Electrical work is our achilles heel – well, that and engine work. We don’t know much about it, and although we have plenty of reference materials they never seem to answer the exact question that we have. If there was a book called “12 volt Electrical Work for Dummies” it would be too complicated for us. With Pegu Club out of the water, however, there was no time like the present.

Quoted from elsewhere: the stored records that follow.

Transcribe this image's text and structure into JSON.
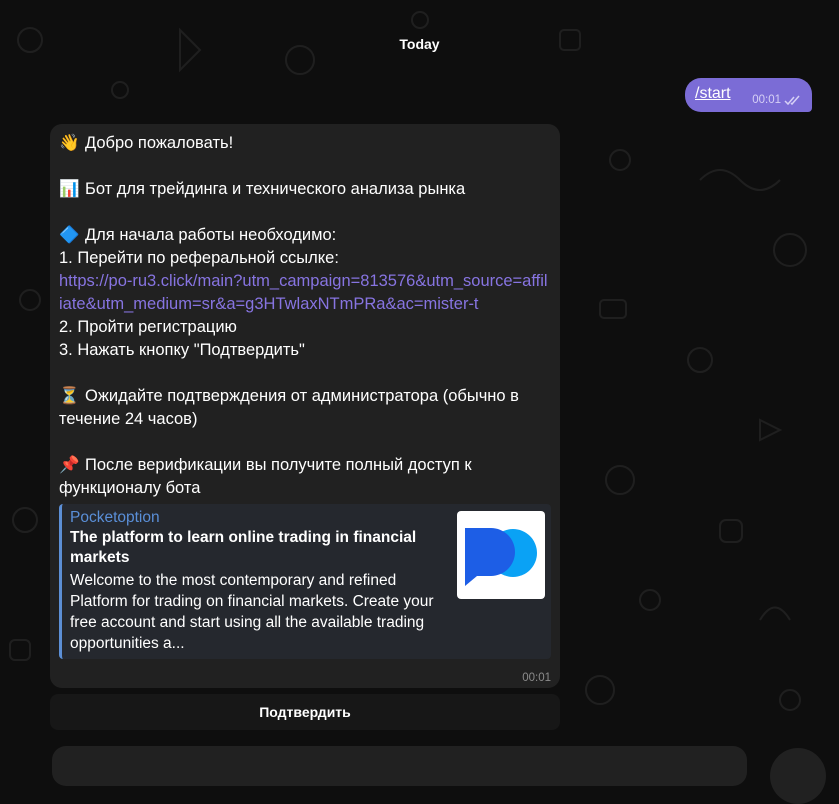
{
  "chat": {
    "date_separator": "Today",
    "outgoing": {
      "text": "/start",
      "time": "00:01",
      "status_icon": "double-check-icon"
    },
    "incoming": {
      "lines": [
        {
          "emoji": "👋",
          "text": "Добро пожаловать!"
        },
        {
          "emoji": "📊",
          "text": "Бот для трейдинга и технического анализа рынка"
        },
        {
          "emoji": "🔷",
          "text": "Для начала работы необходимо:"
        },
        {
          "text": "1. Перейти по реферальной ссылке:"
        },
        {
          "link": "https://po-ru3.click/main?utm_campaign=813576&utm_source=affiliate&utm_medium=sr&a=g3HTwlaxNTmPRa&ac=mister-t"
        },
        {
          "text": "2. Пройти регистрацию"
        },
        {
          "text": "3. Нажать кнопку \"Подтвердить\""
        },
        {
          "emoji": "⏳",
          "text": "Ожидайте подтверждения от администратора (обычно в течение 24 часов)"
        },
        {
          "emoji": "📌",
          "text": "После верификации вы получите полный доступ к функционалу бота"
        }
      ],
      "time": "00:01",
      "link_preview": {
        "site_name": "Pocketoption",
        "title": "The platform to learn online trading in financial markets",
        "description": "Welcome to the most contemporary and refined Platform for trading on financial markets. Create your free account and start using all the available trading opportunities a...",
        "thumbnail_icon": "pocketoption-logo-icon"
      }
    },
    "inline_button": {
      "label": "Подтвердить"
    }
  },
  "colors": {
    "background": "#0e0e0e",
    "outgoing_bubble": "#7b6cd6",
    "incoming_bubble": "#212121",
    "link": "#8774e1",
    "preview_accent": "#5a8fd8",
    "logo_blue": "#1d5ee6",
    "logo_cyan": "#0aa2f5"
  }
}
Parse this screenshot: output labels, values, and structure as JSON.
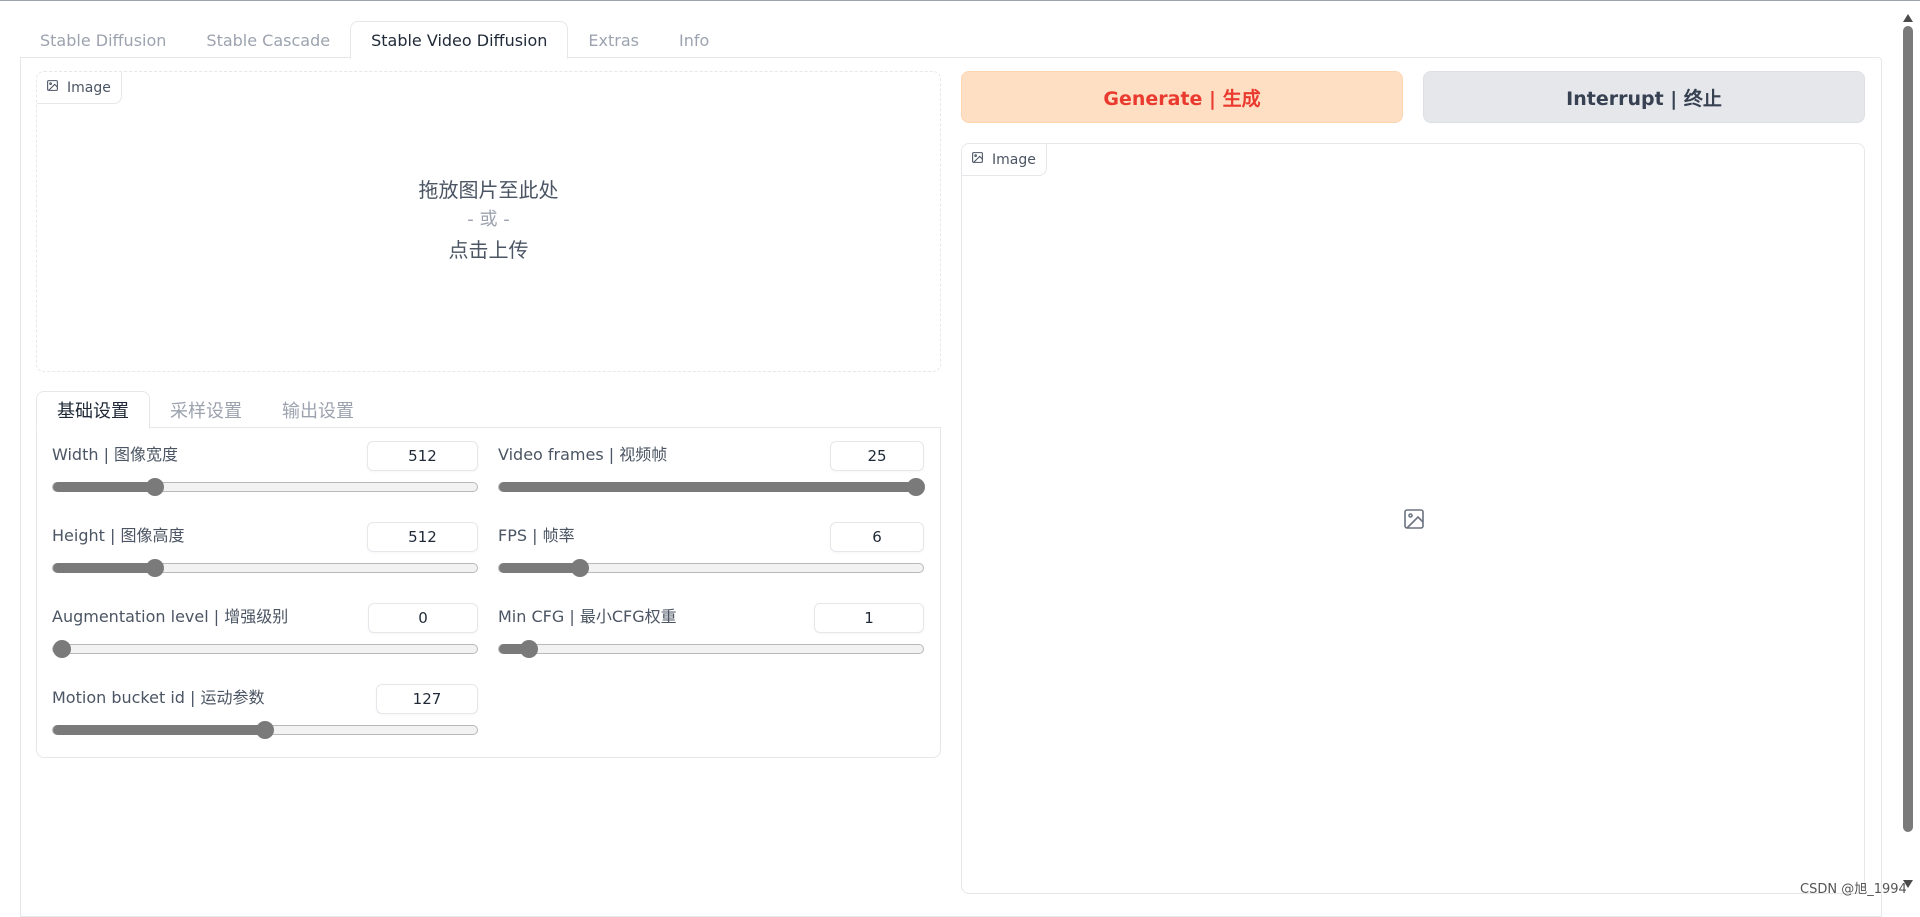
{
  "main_tabs": [
    {
      "label": "Stable Diffusion"
    },
    {
      "label": "Stable Cascade"
    },
    {
      "label": "Stable Video Diffusion"
    },
    {
      "label": "Extras"
    },
    {
      "label": "Info"
    }
  ],
  "active_main_tab": "Stable Video Diffusion",
  "upload": {
    "label": "Image",
    "drop_text": "拖放图片至此处",
    "or_text": "- 或 -",
    "click_text": "点击上传"
  },
  "sub_tabs": [
    {
      "label": "基础设置"
    },
    {
      "label": "采样设置"
    },
    {
      "label": "输出设置"
    }
  ],
  "active_sub_tab": "基础设置",
  "sliders": {
    "width": {
      "label": "Width | 图像宽度",
      "value": "512",
      "fraction": 0.24
    },
    "height": {
      "label": "Height | 图像高度",
      "value": "512",
      "fraction": 0.24
    },
    "augmentation": {
      "label": "Augmentation level | 增强级别",
      "value": "0",
      "fraction": 0.0
    },
    "motion": {
      "label": "Motion bucket id | 运动参数",
      "value": "127",
      "fraction": 0.5
    },
    "video_frames": {
      "label": "Video frames | 视频帧",
      "value": "25",
      "fraction": 1.0
    },
    "fps": {
      "label": "FPS | 帧率",
      "value": "6",
      "fraction": 0.19
    },
    "min_cfg": {
      "label": "Min CFG | 最小CFG权重",
      "value": "1",
      "fraction": 0.07
    }
  },
  "buttons": {
    "generate_label": "Generate | 生成",
    "interrupt_label": "Interrupt | 终止"
  },
  "output": {
    "label": "Image"
  },
  "watermark": "CSDN @旭_1994",
  "colors": {
    "generate_bg": "#fedfc3",
    "generate_text": "#ea3a2f",
    "interrupt_bg": "#e5e7eb",
    "slider_fill": "#7a7a7a"
  },
  "icons": [
    "image-icon",
    "image-placeholder-icon"
  ]
}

The first thing we did (after disconnecting the batteries of course – we may not know much, but we have some common sense) was to remove the old panel and cut the wires off of it. We labeled them as we cut them (see, there’s that common sense thing again), and noticed that we had more positive wires than negatives which didn’t make any sense to us. We weren’t surprised, however, given the comment Mike (one of our Shenny friends) had when he saw how Pegu Club was wired. Mike knows all things electric inside and out. When we showed him the back of our old panel and asked for some tips, his first comment was, “Oh my god.” Yes, this was going to go well. We decided to worry about the positive and negative wire count later, and pressed on.

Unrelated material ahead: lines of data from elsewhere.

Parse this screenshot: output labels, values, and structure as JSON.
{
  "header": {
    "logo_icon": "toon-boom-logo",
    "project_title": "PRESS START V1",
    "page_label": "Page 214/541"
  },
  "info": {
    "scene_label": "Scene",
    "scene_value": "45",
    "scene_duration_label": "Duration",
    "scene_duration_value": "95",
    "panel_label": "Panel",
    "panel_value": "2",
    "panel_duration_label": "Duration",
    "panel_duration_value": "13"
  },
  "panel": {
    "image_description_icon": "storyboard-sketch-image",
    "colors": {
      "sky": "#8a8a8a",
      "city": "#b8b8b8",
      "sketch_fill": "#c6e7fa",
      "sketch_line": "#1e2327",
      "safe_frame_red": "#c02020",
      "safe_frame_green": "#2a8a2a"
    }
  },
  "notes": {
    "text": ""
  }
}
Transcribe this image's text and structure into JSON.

When we decided to remove our furler and switch to a hank-on jib we knew that one of the things we would need to do is get a foredeck bag. The foredeck bag is attached to the headstay and allows you to keep the sail hanked on when not in use. When you’re finished sailing, simply drop the headsail, place it in the bag, and zip it up. You can use the jib halyard to raise the bag off of the deck, and there the sail sits waiting until you need it again.
We could have purchased one, but as is typical with canvas work it was much cheaper to order a kit from Sailrite, saving us at least $40 compared to a pre-made bag. Using their handy-dandy YouTube video along with the written instructions that came with the kit, this actually turned out to be a very easy project.

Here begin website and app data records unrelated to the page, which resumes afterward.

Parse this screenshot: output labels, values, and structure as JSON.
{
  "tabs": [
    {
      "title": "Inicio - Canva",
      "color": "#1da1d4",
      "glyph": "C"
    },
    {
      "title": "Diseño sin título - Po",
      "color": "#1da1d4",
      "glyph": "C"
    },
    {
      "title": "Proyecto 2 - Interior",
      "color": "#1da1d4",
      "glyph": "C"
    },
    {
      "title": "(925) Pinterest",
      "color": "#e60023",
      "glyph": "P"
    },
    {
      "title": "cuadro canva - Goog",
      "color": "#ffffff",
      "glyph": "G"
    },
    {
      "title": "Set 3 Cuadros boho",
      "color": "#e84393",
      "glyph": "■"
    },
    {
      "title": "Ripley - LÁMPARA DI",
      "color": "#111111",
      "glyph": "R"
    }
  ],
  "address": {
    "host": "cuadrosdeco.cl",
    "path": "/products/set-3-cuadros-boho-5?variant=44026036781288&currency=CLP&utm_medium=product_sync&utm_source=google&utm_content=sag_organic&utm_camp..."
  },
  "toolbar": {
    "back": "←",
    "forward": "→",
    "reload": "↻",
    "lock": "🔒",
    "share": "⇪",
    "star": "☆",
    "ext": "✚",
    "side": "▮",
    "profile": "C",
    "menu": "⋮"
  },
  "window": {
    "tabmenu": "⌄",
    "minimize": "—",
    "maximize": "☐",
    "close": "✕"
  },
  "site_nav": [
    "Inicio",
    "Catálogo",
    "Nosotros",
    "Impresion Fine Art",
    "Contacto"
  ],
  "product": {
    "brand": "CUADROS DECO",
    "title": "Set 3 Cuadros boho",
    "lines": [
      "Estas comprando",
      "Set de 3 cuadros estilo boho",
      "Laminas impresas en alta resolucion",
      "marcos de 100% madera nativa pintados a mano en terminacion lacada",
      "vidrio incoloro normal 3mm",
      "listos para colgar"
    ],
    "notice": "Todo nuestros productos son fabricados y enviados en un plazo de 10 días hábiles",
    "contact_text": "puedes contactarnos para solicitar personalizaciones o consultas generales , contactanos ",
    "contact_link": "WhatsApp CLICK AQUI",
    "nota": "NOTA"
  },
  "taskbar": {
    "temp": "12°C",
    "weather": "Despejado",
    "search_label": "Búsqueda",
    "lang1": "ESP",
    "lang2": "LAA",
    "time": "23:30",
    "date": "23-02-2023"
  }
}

With the exception of our weekend in Annapolis we’ve been heading down to Branford each weekend hoping to take care of some projects before the really cold weather sets in. Things are going well, giving me hope that we may be able to avoid working on Pegu Club in January and February. Dare to dream!
So far we’ve been able to glass in another thruhull and we’ve also been diligently working on our electrics. Because we like to keep things simple, working on the electrics hasn’t been too bad (well, except for the fact that we don’t know much about electrical work). Pegu Club is a strictly 12 volt system, and with the exception of engine-related items, the only other wiring she has is for running lights, interior lights, mast lights, instruments, a cigarette lighter charter, our Nature’s Head fan, the bilge pump, and the VHF.
The plan was to remove the old wiring and replace it with new, and also get rid of our circa 1977 fuse panel so we could install a new 12V breaker panel. The cigarette lighter looked like a fire hazard, and we are replacing our VHF with one that has an AIS receiver, so it was easy enough to pull out that wiring. Our old instruments also went because we’ve upgraded to the B&G all-in-one display. So far so good. Now it was time to pull out the wires for the interior lights and the running lights. Hold on there, skippy. Not so much. Continue reading “Chipping away at projects.”